Work order:
How many lines in this material include the string "subtitle"? Answer with the number and nothing further.

(Input material)

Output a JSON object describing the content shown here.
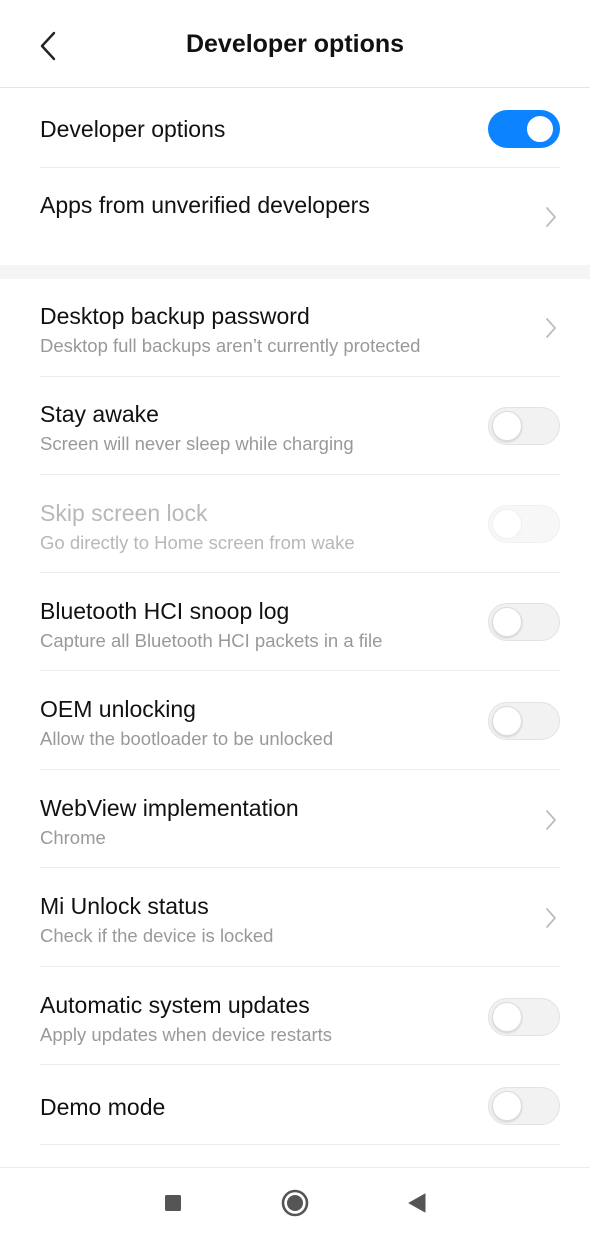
{
  "header": {
    "title": "Developer options",
    "back_icon": "chevron-left-icon"
  },
  "rows": [
    {
      "title": "Developer options",
      "control": "toggle",
      "state": "on"
    },
    {
      "title": "Apps from unverified developers",
      "control": "chevron"
    },
    {
      "title": "Desktop backup password",
      "subtitle": "Desktop full backups aren’t currently protected",
      "control": "chevron"
    },
    {
      "title": "Stay awake",
      "subtitle": "Screen will never sleep while charging",
      "control": "toggle",
      "state": "off"
    },
    {
      "title": "Skip screen lock",
      "subtitle": "Go directly to Home screen from wake",
      "control": "toggle",
      "state": "off",
      "disabled": true
    },
    {
      "title": "Bluetooth HCI snoop log",
      "subtitle": "Capture all Bluetooth HCI packets in a file",
      "control": "toggle",
      "state": "off"
    },
    {
      "title": "OEM unlocking",
      "subtitle": "Allow the bootloader to be unlocked",
      "control": "toggle",
      "state": "off"
    },
    {
      "title": "WebView implementation",
      "subtitle": "Chrome",
      "control": "chevron"
    },
    {
      "title": "Mi Unlock status",
      "subtitle": "Check if the device is locked",
      "control": "chevron"
    },
    {
      "title": "Automatic system updates",
      "subtitle": "Apply updates when device restarts",
      "control": "toggle",
      "state": "off"
    },
    {
      "title": "Demo mode",
      "control": "toggle",
      "state": "off"
    }
  ],
  "colors": {
    "accent": "#0d84ff",
    "text": "#111111",
    "subtext": "#999999",
    "disabled_text": "#b8b8b8"
  },
  "navbar": {
    "icons": [
      "square-recents-icon",
      "circle-home-icon",
      "triangle-back-icon"
    ]
  }
}
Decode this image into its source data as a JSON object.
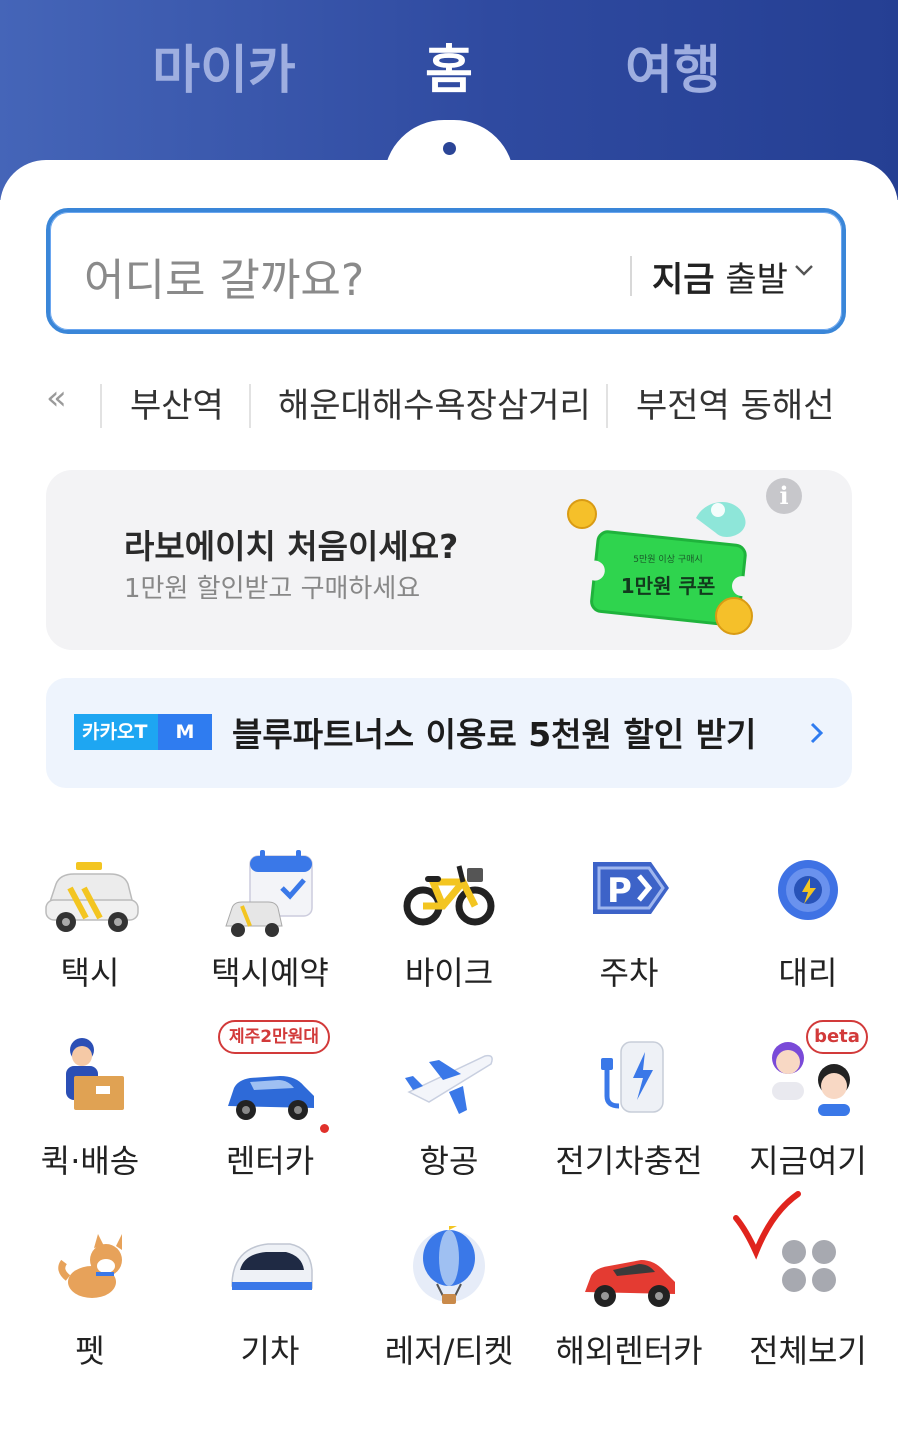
{
  "header": {
    "tabs": [
      {
        "label": "마이카"
      },
      {
        "label": "홈"
      },
      {
        "label": "여행"
      }
    ],
    "active_tab": "홈"
  },
  "search": {
    "placeholder": "어디로 갈까요?",
    "depart_when": "지금",
    "depart_label": "출발"
  },
  "recent_places": {
    "items": [
      "부산역",
      "해운대해수욕장삼거리",
      "부전역 동해선"
    ]
  },
  "promo": {
    "title": "라보에이치 처음이세요?",
    "subtitle": "1만원 할인받고 구매하세요",
    "coupon_top": "5만원 이상 구매시",
    "coupon_main": "1만원 쿠폰"
  },
  "banner": {
    "badge_left": "카카오T",
    "badge_right": "M",
    "text": "블루파트너스 이용료 5천원 할인 받기"
  },
  "services": {
    "row1": [
      "택시",
      "택시예약",
      "바이크",
      "주차",
      "대리"
    ],
    "row2": [
      "퀵·배송",
      "렌터카",
      "항공",
      "전기차충전",
      "지금여기"
    ],
    "row3": [
      "펫",
      "기차",
      "레저/티켓",
      "해외렌터카",
      "전체보기"
    ],
    "rentcar_tag": "제주2만원대",
    "here_tag": "beta"
  },
  "colors": {
    "header_gradient_start": "#4565b8",
    "header_gradient_end": "#253f93",
    "accent_blue": "#2f7cf0",
    "search_border": "#3a86d8",
    "banner_bg": "#eef4fd",
    "tag_red": "#d23a3a"
  }
}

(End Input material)

Response below:
9